TASK ->
Copy each entry below exactly as it reads.

RECORDS FOR THIS EXERCISE ->
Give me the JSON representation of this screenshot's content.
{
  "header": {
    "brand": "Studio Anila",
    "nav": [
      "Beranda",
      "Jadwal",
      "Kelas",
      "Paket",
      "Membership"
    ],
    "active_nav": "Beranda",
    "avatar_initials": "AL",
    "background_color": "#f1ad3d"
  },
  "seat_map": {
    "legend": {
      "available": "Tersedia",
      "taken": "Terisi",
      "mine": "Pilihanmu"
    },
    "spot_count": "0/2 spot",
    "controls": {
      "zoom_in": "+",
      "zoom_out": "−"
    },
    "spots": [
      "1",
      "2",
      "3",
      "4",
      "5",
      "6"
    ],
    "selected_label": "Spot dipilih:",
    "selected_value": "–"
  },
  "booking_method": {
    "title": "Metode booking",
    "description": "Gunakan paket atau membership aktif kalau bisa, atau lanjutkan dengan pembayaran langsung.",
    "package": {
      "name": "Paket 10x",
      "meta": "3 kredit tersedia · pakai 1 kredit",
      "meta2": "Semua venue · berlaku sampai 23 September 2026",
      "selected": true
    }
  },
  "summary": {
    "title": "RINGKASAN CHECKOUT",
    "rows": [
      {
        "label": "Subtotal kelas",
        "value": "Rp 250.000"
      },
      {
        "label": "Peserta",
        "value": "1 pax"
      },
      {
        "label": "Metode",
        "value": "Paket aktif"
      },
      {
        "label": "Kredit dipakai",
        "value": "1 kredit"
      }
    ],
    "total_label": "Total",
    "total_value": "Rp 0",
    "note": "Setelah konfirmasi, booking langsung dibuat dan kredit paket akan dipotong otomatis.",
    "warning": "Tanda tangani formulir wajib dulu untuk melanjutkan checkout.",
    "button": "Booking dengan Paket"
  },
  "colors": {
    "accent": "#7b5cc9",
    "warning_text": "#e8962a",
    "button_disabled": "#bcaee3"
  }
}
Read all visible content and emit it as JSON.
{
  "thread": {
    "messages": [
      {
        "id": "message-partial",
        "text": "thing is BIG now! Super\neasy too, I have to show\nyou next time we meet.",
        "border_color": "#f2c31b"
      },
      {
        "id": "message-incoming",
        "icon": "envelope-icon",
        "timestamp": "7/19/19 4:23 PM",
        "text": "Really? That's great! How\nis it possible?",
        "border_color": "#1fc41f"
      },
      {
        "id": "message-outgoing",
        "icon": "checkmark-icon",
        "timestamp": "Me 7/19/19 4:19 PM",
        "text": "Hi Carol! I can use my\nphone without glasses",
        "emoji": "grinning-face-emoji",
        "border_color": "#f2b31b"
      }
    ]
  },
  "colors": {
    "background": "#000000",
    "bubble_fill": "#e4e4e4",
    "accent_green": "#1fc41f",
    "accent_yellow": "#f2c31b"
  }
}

EXERCISE SOLUTION ->
Give me the JSON representation of this screenshot's content.
{
  "header": {
    "brand": "Studio Anila",
    "nav": [
      "Beranda",
      "Jadwal",
      "Kelas",
      "Paket",
      "Membership"
    ],
    "active_nav": "Beranda",
    "avatar_initials": "AL",
    "background_color": "#f1ad3d"
  },
  "seat_map": {
    "legend": {
      "available": "Tersedia",
      "taken": "Terisi",
      "mine": "Pilihanmu"
    },
    "spot_count": "0/2 spot",
    "controls": {
      "zoom_in": "+",
      "zoom_out": "−"
    },
    "spots": [
      "1",
      "2",
      "3",
      "4",
      "5",
      "6"
    ],
    "selected_label": "Spot dipilih:",
    "selected_value": "–"
  },
  "booking_method": {
    "title": "Metode booking",
    "description": "Gunakan paket atau membership aktif kalau bisa, atau lanjutkan dengan pembayaran langsung.",
    "package": {
      "name": "Paket 10x",
      "meta": "3 kredit tersedia · pakai 1 kredit",
      "meta2": "Semua venue · berlaku sampai 23 September 2026",
      "selected": true
    }
  },
  "summary": {
    "title": "RINGKASAN CHECKOUT",
    "rows": [
      {
        "label": "Subtotal kelas",
        "value": "Rp 250.000"
      },
      {
        "label": "Peserta",
        "value": "1 pax"
      },
      {
        "label": "Metode",
        "value": "Paket aktif"
      },
      {
        "label": "Kredit dipakai",
        "value": "1 kredit"
      }
    ],
    "total_label": "Total",
    "total_value": "Rp 0",
    "note": "Setelah konfirmasi, booking langsung dibuat dan kredit paket akan dipotong otomatis.",
    "warning": "Tanda tangani formulir wajib dulu untuk melanjutkan checkout.",
    "button": "Booking dengan Paket"
  },
  "colors": {
    "accent": "#7b5cc9",
    "warning_text": "#e8962a",
    "button_disabled": "#bcaee3"
  }
}
Read all visible content and emit it as JSON.
{
  "thread": {
    "messages": [
      {
        "id": "message-partial",
        "text": "thing is BIG now! Super\neasy too, I have to show\nyou next time we meet.",
        "border_color": "#f2c31b"
      },
      {
        "id": "message-incoming",
        "icon": "envelope-icon",
        "timestamp": "7/19/19 4:23 PM",
        "text": "Really? That's great! How\nis it possible?",
        "border_color": "#1fc41f"
      },
      {
        "id": "message-outgoing",
        "icon": "checkmark-icon",
        "timestamp": "Me 7/19/19 4:19 PM",
        "text": "Hi Carol! I can use my\nphone without glasses",
        "emoji": "grinning-face-emoji",
        "border_color": "#f2b31b"
      }
    ]
  },
  "colors": {
    "background": "#000000",
    "bubble_fill": "#e4e4e4",
    "accent_green": "#1fc41f",
    "accent_yellow": "#f2c31b"
  }
}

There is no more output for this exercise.